The cost of living crisis — expected to lead to the biggest decline in living standards since the 1950s — means rising pressure on the most basic element of the deal between organisations and their employers.
More employees will expect their pay and benefits to reflect the spikes in inflation. Employers have to balance their costs and needs. So how much is retention and loyalty worth? As P&O showed with its mass sacking of 800 staff by pre-recorded video, some organisations’ attitudes to the value of their people will become clear for all to see.
Bosses at smaller businesses pre-empted the doubling of household energy bills. That Recruitment Company staff in Birmingham, for example, have been given a permanent, additional 5% pay increase. Firefish Software in Glasgow have been given a £600 pay rise, while London PR firm Comms Co has given everyone a £700 increase. Larger employers — with their own bigger energy and other costs to pay — can’t necessarily do it.
There’s going to be a new urgency to employee attention to pay and conditions. Especially when they see the bigger picture of what’s been happening in terms of inflation and pay increases nationally. According to a YouGov survey by recruitment company Indeed, only 11% of employees earning less than £25,000 have been offered a pay rise since the beginning of the cost of living crisis. At the same time, 20% of those earning £100,000-£149,000 and 23% earning more than £150,000 have been offered an increase. And, when they get a rise, people on the lowest pay get the smallest increases as a percentage; high earners get a bigger percentage.
More scrutiny and more debate over these kinds of numbers is going to be difficult for employer relations. A test of relationships and attitudes on both sides. In general, an environment where dissatisfactions and grievances are stiffened; where fall-outs and clashes take on a more serious aspect.
Whether there’s money available for pay rises or not, HR needs to be thinking about the state of relationships. Problems in workplaces and organisations generally come from disconnection, when employees feel they are not being listened to and acknowledged, when there’s a lack of dialogue. Hybrid and virtual working make the situation even harder to address.
But when there are good conversations between line managers and their reports, between peers, there is trust and understanding — the sense of trust that allows employees to believe their manager and their organisation will do its best for them. It’s the basis for putting immediate concerns into perspective. The quality of workplace conversations is the key:
1. Create more conversations

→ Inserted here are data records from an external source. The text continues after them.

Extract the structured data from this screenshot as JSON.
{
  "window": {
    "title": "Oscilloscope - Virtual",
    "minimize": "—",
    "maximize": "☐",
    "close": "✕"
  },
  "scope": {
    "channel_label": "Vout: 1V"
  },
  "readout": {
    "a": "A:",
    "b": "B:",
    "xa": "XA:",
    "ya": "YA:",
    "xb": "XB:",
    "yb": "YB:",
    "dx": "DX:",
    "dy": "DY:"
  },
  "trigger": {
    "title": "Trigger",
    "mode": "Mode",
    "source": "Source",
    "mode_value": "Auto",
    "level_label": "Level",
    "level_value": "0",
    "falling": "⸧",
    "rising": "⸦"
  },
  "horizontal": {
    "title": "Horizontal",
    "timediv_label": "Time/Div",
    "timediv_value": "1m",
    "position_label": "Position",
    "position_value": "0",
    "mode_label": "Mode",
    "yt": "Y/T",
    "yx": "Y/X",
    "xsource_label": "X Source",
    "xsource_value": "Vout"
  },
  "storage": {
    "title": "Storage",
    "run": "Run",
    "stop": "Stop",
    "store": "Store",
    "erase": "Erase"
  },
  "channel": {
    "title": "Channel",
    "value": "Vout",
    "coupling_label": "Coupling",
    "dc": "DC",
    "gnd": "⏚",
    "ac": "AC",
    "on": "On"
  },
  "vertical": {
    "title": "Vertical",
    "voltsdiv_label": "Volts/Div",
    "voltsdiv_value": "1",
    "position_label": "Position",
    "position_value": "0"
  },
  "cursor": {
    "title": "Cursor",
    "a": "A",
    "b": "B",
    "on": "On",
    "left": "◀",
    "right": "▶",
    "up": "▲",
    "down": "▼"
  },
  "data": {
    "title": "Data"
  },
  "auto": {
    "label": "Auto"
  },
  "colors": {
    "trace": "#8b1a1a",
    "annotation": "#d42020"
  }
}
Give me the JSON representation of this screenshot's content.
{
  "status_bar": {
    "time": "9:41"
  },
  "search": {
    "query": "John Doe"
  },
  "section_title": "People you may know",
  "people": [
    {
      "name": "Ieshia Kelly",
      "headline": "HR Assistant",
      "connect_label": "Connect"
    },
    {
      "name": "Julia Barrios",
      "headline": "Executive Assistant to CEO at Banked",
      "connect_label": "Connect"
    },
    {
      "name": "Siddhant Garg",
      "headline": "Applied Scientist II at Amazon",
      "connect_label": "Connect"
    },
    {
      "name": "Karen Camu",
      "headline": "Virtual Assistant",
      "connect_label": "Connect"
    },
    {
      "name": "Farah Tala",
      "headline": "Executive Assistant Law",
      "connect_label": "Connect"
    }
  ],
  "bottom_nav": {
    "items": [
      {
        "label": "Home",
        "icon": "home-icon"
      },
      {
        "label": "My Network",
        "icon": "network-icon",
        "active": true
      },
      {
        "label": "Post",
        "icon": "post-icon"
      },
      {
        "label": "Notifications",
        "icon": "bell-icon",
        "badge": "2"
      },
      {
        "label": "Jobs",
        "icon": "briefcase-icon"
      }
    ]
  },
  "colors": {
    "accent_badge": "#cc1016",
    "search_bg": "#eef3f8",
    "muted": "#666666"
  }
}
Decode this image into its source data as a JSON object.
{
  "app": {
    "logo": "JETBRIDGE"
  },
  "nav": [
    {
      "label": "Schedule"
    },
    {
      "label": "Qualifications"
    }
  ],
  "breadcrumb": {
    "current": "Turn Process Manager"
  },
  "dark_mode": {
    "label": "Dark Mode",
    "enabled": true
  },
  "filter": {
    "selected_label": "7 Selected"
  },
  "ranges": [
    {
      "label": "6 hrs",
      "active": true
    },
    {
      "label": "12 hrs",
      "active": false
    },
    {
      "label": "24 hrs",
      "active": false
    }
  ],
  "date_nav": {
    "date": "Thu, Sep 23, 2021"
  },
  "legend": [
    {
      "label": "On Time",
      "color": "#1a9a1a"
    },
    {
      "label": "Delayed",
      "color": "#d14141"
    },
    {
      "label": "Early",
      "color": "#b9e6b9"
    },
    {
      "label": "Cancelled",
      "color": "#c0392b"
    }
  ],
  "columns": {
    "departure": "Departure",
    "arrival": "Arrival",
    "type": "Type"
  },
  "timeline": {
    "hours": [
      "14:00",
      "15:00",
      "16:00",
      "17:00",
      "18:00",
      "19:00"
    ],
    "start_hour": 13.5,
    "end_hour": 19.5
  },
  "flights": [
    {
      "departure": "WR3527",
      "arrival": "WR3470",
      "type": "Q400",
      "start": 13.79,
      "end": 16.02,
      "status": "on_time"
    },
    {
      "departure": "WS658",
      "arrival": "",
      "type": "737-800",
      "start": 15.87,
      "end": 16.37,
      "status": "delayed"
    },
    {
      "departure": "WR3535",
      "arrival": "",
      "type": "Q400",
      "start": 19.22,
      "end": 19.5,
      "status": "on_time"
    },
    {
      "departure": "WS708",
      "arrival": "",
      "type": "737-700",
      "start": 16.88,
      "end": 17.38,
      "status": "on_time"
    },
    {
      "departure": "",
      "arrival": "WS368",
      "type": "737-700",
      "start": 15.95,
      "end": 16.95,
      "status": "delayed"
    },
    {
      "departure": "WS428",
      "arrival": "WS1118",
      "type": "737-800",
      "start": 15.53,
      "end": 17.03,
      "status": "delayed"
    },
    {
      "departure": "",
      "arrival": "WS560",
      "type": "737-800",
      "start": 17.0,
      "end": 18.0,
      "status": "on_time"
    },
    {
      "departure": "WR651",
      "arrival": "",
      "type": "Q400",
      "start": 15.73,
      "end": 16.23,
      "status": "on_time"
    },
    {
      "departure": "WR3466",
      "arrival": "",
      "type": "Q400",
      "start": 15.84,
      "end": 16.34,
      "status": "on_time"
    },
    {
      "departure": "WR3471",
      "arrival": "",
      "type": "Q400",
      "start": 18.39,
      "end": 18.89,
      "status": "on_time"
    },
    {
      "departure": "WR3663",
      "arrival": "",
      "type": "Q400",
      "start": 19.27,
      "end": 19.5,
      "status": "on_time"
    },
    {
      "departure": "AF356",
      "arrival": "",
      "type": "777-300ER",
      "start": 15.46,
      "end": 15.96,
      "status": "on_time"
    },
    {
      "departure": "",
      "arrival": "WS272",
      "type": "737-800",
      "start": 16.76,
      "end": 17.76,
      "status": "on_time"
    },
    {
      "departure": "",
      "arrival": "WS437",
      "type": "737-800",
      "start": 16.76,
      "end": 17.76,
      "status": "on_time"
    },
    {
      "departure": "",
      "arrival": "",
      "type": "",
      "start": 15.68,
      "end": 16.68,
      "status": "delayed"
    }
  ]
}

Conversations only improve through being a natural and regular part of working lives, not as an event – being summoned to a meeting, or into a weekly team slot. Frequent, open and trusting conversations need to be part of the culture, encouraged and supported through making time. Make sure there are consistent messages about expectations of staff in terms of the value of having open conversations — the benefits of having a ‘clear air’, psychologically safe culture.
2. Get leaders and managers to set an example
People in groups mimic the behaviour of other people. If bosses are tight-lipped and looking only to protect their position, their reports will do the same. So managers need to make sure, for example, that if there’s a problem, they shouldn’t just make it about the staff. It’s usually very easy to see how the other person has contributed to the current difficulties – something they said, or something they did. Harder to spot is our own role. Once we give up the belief that the other person is completely responsible, we can start to see how we’ve added to the confusion and miscommunication. We need more ‘conversational integrity’ among both management and staff – better conversation skills that equip us to be resilient and adaptable, to appreciate the benefits of different views, different people.
3. Help people face up to difficult conversations
It’s not just about avoiding conflict. Challenging conversations are good for business, for encouraging new perspectives and innovation, as a basis for a better working environment, better self-awareness, more positivity and sense of motivation. But particular skills are needed. Too often senior staff believe their experience means they already know the answers, that they are inherently independent. Instead, having better conversations is all based on listening skills, curiosity and empathy. HR also need to ensure, when needed, there is access to professional mediation as an alternative to formal processes.
4. Find ways to balance digital with face-to-face
Digital conversations can be more superficial. Instant but lacking the face-to-face ingredients that encourage rapport, active listening and empathy – like body language and signals of mood. With quick, functional exchanges via digital platforms there are greater chances of miscommunication and misinterpretations. Nuance and subtlety can be lost. Evidence suggests people find video calls draining (from the extra effort demanded for listening and creating a connection) and now the novelty has gone that means conversations that are shorter, more mechanical.